Deaf Children in Nicaragua Teach Scientists About Language

By Sara Kennedy

Before the 1970s, most deaf people in Nicaragua had little contact with each other. Deafness was a stigma, and deaf children were either kept at home, or sometimes schooled with children who had developmental disabilities. Illiteracy was almost a given. When the first schools opened in 1981, deaf children came together and began to communicate with each other. No one actually taught them to sign, but they began to develop a system of gestures to get their messages across.

In 1986, linguist Judy Kegl was invited to Nicaragua at the invitation of the country's Ministry of Education to consult with one of the new schools for the deaf, and Kegl assumed that she would be there a few weeks, helping teachers find ways to do a better job of educating deaf children. Kegl had assumed that the deaf would use a well-developed sign language, like deaf people in much of the rest of the world. But after she arrived, she learned that a rich, varied, and newly-constructed language made of signs was just then being born in the minds, hands, and faces of children. She was stunned to discover that she was present at the birth of a new language.

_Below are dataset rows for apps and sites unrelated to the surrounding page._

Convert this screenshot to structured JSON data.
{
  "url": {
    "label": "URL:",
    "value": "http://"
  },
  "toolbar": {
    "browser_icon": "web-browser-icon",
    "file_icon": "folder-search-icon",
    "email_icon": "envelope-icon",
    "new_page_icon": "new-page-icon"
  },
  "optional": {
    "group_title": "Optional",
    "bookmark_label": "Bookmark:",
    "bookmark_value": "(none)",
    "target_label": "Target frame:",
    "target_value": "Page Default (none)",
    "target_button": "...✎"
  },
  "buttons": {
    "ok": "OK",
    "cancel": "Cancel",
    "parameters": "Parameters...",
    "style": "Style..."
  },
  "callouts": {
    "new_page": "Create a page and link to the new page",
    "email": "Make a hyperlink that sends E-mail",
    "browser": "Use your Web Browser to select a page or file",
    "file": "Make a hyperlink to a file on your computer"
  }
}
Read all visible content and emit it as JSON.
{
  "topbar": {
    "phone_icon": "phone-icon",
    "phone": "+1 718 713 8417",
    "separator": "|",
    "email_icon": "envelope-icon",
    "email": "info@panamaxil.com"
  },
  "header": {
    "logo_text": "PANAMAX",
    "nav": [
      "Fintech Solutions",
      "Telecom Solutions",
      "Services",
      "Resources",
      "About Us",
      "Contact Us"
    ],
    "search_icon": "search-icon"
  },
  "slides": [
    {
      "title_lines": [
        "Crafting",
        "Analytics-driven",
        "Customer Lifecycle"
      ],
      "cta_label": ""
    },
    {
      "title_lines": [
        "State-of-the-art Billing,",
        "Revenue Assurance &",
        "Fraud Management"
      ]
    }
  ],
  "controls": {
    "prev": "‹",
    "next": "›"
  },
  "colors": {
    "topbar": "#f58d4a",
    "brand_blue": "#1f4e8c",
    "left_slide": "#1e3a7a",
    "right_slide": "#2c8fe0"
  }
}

When Nicaraguan Sign Language (NSL) began, it was mostly simple pantomime and individual home signs. As the children first developing NSL grew up and had children of their own, (unusual before 1980) the second generation expanded and improved the language. Today, NSL has emerged as a sophisticated language with traits seen in nearly all other languages - both spoken and signed.

NSL follows many basic rules common to all tongues, even though the children were not taught them. This spontaneous development of NSL indicates to linguists that some language traits are not passed on by culture, but instead arise due to the innate way human beings process language.


The development of language has long been the focus of debate from experts in the "nature" and the "nurture" camps. Those in the "nature" camp contend that grammar is essentially hard-wired in the brain, waiting to develop with experience, and the "nurture" camp proponents hold that language has no innate basis and is just culturally transmitted.

There was no way to research these hypotheses ethically, as researchers could hardly separate a group of babies from their parents in order to observe whether they developed a new language on their own.

Linguists are excited to study this new language, offering the benefit of being a recently developed language in contrast to studying modern language, most of which are ancient in origin. Scientists are intrigued by this sign language invented by a small group of deaf children because of the possibility of clearer insight into how humans learn language.

One key trait that the children adopted is called "discreteness." When languages have this trait, information is broken down into smaller units for clarity. Expressions of motion are particularly useful for studying discreteness in spoken and sign languages. In developed languages, we break up the idea of continuous motion into separate words. So, in the expression "rolling down the hill", one word (rolling) conveys the movement, while another (down) conveys the direction.

Researchers showed deaf people from a variety of age groups a cartoon, in which a cat swallows a ball and then wobbles down a steep road. Then they asked the participants to tell the story. The oldest group, who invented the initial "crude" form of NSL, told it with one continuous gesture as a hearing person might use to convey the concept. But the younger groups did something different. They separated the movement and direction into separate signs as is done in spoken language.

This is compelling evidence that humans are predisposed to develop language in this way, say the researchers. In other words, children instinctively break information down into small chunks so they can have the flexibility to string them back together, to form sentences with a range of meanings. Interestingly, adults lose this talent, which also suggests there is an innate element to the language learning process. "We lose the ability to break information into discrete elements as we age," said Dr. Ann Senghas, a lead researcher. "It is not just that children can do it, but adults can't do it." Dr Senghas suggests that this new research solidifies the theory that there is an instinctive component to the way we learn language.

Kegl notes that there is so much to learn from Nicaraguan children that the project can be overwhelming on some levels. But, she adds, "for a linguist to be able to watch a language come into being is a once in a lifetime opportunity What was once thought to be a trip of a few weeks has turned into 13 years and more of study. Kegl's current theory? "I'm convinced that language is in the brain. But I'm also convinced that language needs a trigger."

"It's like a rocket going off in your head," says Adrian Perez, one of the (now adult) children liberated by the invented language. "It's just an understanding that soars." Today Perez teaches the new language, known simply as Nicaraguan Sign Language. He lost his hearing to a fever when he was a toddler. He was born into a happy family, but as a deaf boy in Nicaragua, he couldn't share in their happiness. "You can't express your feelings," he says of being without language. "Your thoughts may be there but you can't get them out. And you can't get new thoughts in."

For more information please see: Nicaraguan Sign Language Projects, Inc.:

Copyright 2014 Hands & Voices   ::   Privacy Policy   ::   Credits